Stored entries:
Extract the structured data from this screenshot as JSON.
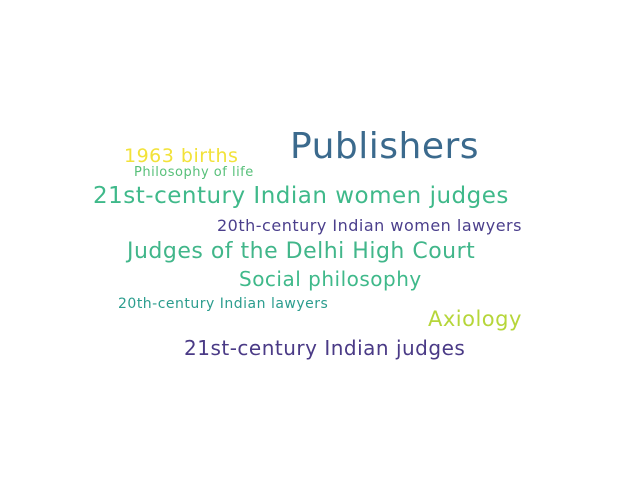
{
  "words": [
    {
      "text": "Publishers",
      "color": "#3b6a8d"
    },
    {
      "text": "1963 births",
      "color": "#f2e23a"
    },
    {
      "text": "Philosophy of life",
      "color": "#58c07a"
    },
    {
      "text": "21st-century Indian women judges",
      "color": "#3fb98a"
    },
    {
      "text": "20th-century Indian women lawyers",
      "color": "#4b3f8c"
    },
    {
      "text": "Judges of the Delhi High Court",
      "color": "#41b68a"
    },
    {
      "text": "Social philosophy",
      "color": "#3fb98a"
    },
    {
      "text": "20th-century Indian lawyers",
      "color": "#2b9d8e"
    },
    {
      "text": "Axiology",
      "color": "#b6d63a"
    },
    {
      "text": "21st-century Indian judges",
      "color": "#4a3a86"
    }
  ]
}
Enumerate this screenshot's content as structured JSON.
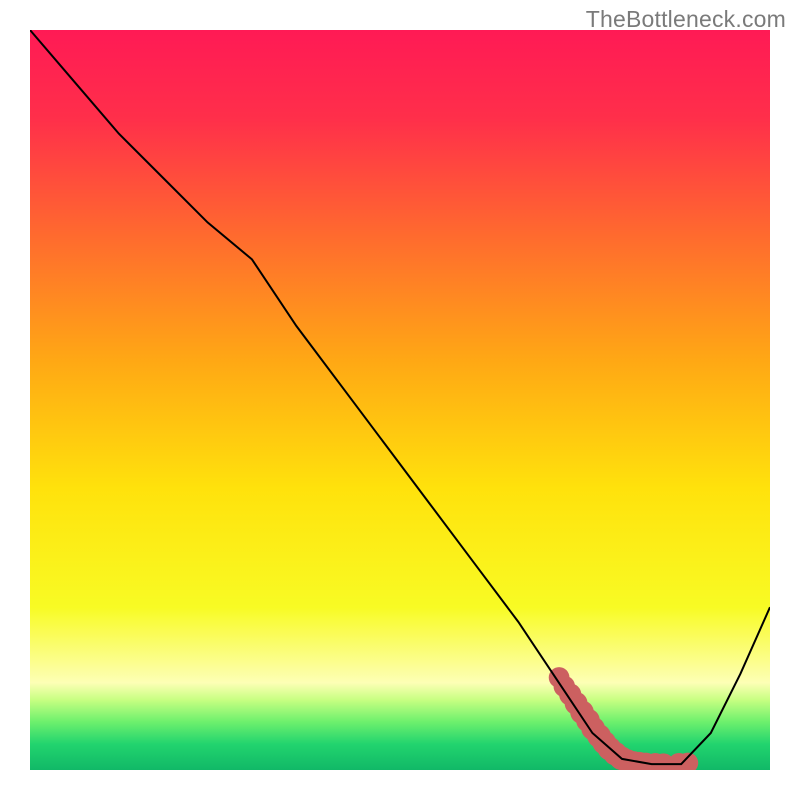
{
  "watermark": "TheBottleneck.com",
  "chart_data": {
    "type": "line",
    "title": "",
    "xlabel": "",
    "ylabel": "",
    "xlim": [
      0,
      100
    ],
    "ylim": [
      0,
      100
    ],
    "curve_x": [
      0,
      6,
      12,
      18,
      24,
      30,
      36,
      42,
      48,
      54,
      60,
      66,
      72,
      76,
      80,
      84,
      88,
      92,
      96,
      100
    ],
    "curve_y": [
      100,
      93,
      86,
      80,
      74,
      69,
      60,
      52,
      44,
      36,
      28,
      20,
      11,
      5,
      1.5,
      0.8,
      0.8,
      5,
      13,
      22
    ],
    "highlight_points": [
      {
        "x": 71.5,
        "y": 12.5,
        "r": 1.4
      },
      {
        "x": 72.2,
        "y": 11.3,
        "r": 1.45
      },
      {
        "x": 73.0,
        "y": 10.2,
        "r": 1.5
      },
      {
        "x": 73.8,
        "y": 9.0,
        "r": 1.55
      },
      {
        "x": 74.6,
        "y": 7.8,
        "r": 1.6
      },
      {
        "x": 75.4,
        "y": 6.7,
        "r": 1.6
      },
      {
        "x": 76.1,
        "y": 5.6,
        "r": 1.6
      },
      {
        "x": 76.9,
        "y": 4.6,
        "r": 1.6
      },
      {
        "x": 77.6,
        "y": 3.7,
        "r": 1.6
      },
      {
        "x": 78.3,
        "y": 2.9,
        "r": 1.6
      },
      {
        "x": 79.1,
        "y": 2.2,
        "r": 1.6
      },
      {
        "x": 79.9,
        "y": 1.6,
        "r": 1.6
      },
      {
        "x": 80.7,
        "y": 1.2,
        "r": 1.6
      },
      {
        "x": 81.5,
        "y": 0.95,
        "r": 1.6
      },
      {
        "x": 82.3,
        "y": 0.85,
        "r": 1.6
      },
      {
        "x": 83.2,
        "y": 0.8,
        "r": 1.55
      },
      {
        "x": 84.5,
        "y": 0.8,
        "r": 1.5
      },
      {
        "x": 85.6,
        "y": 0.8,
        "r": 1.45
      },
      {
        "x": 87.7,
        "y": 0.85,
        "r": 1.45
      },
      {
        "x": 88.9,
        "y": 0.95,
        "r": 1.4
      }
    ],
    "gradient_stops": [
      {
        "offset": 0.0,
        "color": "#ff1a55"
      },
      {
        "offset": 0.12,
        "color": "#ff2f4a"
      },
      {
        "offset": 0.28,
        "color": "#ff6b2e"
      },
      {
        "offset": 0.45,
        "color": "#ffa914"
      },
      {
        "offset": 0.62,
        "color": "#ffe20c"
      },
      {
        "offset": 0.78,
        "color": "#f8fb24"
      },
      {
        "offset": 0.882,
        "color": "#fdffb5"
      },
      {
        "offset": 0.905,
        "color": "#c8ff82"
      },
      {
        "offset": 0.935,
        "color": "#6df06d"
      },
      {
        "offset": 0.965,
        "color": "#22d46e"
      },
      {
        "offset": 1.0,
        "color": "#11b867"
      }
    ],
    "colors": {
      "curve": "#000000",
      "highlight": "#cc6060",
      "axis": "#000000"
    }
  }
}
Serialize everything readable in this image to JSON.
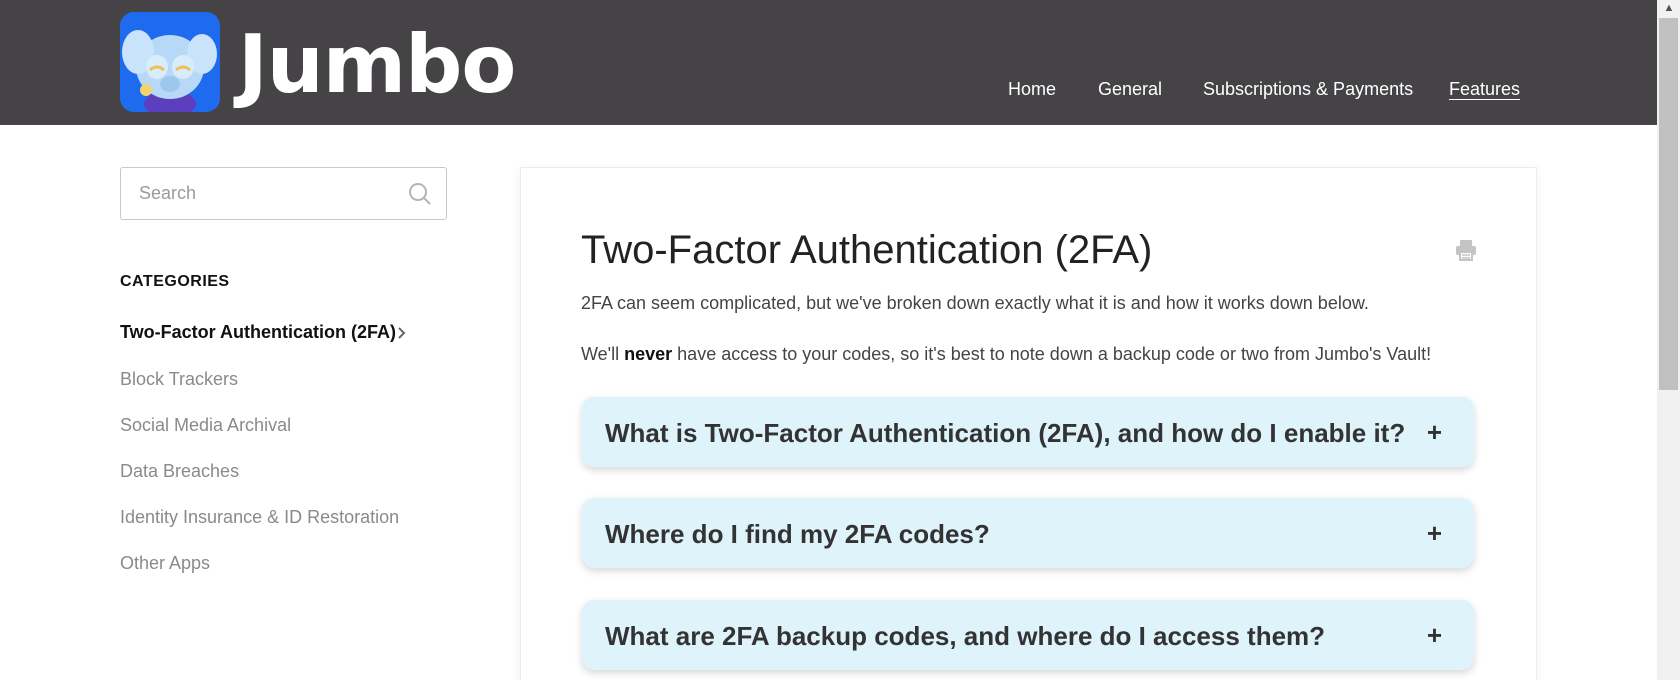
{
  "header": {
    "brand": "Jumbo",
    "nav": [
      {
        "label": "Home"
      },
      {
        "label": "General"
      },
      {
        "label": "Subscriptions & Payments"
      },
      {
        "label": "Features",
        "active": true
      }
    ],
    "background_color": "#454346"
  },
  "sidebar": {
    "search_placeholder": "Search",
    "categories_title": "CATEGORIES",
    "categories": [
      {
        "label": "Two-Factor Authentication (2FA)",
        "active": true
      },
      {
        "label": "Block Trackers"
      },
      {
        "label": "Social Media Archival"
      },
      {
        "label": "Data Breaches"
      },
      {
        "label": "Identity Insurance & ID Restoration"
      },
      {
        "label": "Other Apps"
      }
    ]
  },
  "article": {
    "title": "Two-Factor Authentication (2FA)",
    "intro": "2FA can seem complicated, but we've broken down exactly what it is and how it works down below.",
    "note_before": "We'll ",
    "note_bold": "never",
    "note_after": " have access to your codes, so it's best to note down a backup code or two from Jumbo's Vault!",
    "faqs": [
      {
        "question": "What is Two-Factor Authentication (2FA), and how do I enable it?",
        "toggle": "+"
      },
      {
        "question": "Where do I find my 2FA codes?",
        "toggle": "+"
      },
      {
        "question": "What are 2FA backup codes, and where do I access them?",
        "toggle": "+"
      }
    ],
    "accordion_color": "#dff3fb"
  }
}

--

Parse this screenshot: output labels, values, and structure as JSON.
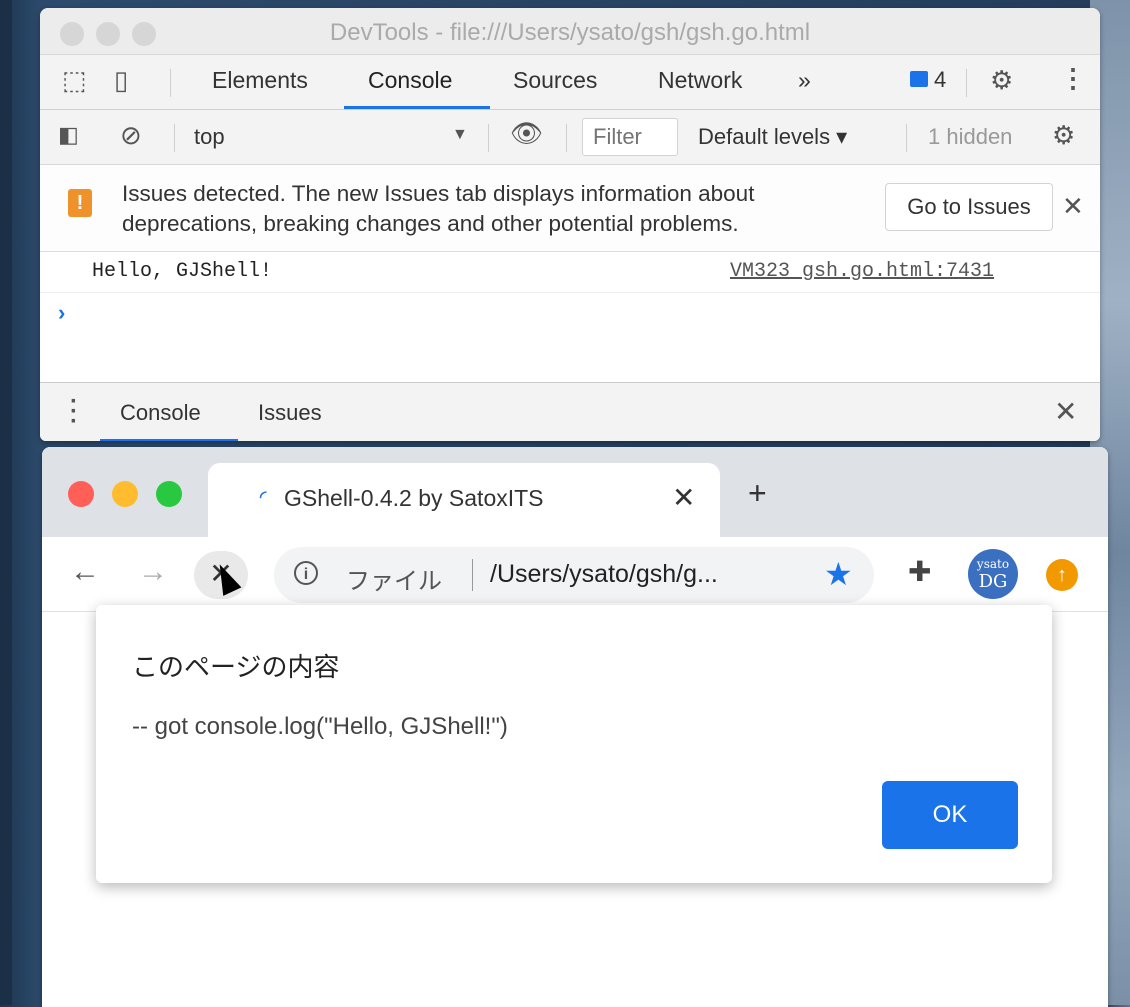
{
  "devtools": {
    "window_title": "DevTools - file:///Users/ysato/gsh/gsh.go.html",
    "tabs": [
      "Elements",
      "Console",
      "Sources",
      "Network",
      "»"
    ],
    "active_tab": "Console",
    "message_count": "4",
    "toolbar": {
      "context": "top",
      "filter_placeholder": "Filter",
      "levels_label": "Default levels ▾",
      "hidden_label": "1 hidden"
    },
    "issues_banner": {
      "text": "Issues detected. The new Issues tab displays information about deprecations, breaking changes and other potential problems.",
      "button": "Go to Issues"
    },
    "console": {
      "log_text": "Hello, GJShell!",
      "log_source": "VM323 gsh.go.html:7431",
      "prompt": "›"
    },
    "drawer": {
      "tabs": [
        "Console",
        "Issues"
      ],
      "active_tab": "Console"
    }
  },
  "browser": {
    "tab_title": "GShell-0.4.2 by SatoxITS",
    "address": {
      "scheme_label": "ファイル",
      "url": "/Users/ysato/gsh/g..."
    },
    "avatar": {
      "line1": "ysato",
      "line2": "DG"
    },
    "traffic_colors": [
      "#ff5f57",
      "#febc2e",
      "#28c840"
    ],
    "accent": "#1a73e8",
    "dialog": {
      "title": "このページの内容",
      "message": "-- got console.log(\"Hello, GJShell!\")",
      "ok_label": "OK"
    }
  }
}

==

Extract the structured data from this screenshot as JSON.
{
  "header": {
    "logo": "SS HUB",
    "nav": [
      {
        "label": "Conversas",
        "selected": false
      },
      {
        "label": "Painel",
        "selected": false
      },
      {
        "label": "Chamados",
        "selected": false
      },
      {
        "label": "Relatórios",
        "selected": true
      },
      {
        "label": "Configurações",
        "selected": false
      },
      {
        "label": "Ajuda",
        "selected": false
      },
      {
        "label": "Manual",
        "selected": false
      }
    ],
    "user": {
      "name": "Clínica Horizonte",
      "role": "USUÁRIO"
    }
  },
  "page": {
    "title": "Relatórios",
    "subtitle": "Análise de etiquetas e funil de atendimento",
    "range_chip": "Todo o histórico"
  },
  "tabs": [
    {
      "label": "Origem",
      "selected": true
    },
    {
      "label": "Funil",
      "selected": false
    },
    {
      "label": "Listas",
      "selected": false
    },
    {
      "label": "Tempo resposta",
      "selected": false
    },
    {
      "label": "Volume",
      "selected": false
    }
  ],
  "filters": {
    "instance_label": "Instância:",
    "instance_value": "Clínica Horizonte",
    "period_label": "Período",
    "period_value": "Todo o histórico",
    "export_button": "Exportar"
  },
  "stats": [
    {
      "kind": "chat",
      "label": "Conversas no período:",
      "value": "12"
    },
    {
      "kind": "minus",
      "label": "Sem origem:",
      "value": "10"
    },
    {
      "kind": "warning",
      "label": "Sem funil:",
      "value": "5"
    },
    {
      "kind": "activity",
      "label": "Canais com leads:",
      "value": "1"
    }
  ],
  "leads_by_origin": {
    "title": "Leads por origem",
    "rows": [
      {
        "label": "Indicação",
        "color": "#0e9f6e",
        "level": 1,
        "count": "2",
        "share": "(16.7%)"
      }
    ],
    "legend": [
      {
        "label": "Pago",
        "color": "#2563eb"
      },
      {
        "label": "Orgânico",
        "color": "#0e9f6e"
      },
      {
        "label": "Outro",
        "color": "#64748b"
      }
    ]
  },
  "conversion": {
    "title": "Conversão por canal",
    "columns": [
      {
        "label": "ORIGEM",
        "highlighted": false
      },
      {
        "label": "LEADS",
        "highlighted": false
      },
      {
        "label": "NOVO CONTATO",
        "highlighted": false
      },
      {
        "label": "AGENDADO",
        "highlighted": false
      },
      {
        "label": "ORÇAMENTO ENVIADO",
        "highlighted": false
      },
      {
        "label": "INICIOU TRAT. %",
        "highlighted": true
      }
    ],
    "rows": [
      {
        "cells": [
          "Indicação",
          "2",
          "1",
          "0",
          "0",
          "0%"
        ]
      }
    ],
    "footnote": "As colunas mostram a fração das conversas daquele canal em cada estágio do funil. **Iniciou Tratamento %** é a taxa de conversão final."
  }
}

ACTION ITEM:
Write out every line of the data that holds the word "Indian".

EXPECTED OUTPUT:
      "text": "21st-century Indian women judges",
      "text": "20th-century Indian women lawyers",
      "text": "20th-century Indian lawyers",
      "text": "21st-century Indian judges",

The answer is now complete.